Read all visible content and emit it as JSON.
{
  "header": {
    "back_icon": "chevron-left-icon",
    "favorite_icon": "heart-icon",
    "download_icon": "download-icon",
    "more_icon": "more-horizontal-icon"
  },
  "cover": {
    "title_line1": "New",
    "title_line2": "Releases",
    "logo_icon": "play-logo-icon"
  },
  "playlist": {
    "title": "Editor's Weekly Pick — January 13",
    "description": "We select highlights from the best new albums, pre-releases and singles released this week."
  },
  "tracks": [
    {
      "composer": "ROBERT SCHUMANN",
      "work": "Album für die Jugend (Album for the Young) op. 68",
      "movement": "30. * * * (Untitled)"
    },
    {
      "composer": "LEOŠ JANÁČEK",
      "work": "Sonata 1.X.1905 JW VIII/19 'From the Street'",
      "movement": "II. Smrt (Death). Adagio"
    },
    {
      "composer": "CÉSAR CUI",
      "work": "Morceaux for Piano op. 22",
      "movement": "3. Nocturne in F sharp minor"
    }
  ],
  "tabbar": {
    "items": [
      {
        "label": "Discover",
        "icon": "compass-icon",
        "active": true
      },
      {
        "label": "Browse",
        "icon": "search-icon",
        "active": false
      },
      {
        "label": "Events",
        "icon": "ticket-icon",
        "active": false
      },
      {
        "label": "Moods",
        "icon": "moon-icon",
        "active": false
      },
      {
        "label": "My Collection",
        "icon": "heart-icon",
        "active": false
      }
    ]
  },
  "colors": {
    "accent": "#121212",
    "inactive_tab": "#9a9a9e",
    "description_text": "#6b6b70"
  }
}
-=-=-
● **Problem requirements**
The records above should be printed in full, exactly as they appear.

● **Task response**
Read all visible content and emit it as JSON.
{
  "header": {
    "back_icon": "chevron-left-icon",
    "favorite_icon": "heart-icon",
    "download_icon": "download-icon",
    "more_icon": "more-horizontal-icon"
  },
  "cover": {
    "title_line1": "New",
    "title_line2": "Releases",
    "logo_icon": "play-logo-icon"
  },
  "playlist": {
    "title": "Editor's Weekly Pick — January 13",
    "description": "We select highlights from the best new albums, pre-releases and singles released this week."
  },
  "tracks": [
    {
      "composer": "ROBERT SCHUMANN",
      "work": "Album für die Jugend (Album for the Young) op. 68",
      "movement": "30. * * * (Untitled)"
    },
    {
      "composer": "LEOŠ JANÁČEK",
      "work": "Sonata 1.X.1905 JW VIII/19 'From the Street'",
      "movement": "II. Smrt (Death). Adagio"
    },
    {
      "composer": "CÉSAR CUI",
      "work": "Morceaux for Piano op. 22",
      "movement": "3. Nocturne in F sharp minor"
    }
  ],
  "tabbar": {
    "items": [
      {
        "label": "Discover",
        "icon": "compass-icon",
        "active": true
      },
      {
        "label": "Browse",
        "icon": "search-icon",
        "active": false
      },
      {
        "label": "Events",
        "icon": "ticket-icon",
        "active": false
      },
      {
        "label": "Moods",
        "icon": "moon-icon",
        "active": false
      },
      {
        "label": "My Collection",
        "icon": "heart-icon",
        "active": false
      }
    ]
  },
  "colors": {
    "accent": "#121212",
    "inactive_tab": "#9a9a9e",
    "description_text": "#6b6b70"
  }
}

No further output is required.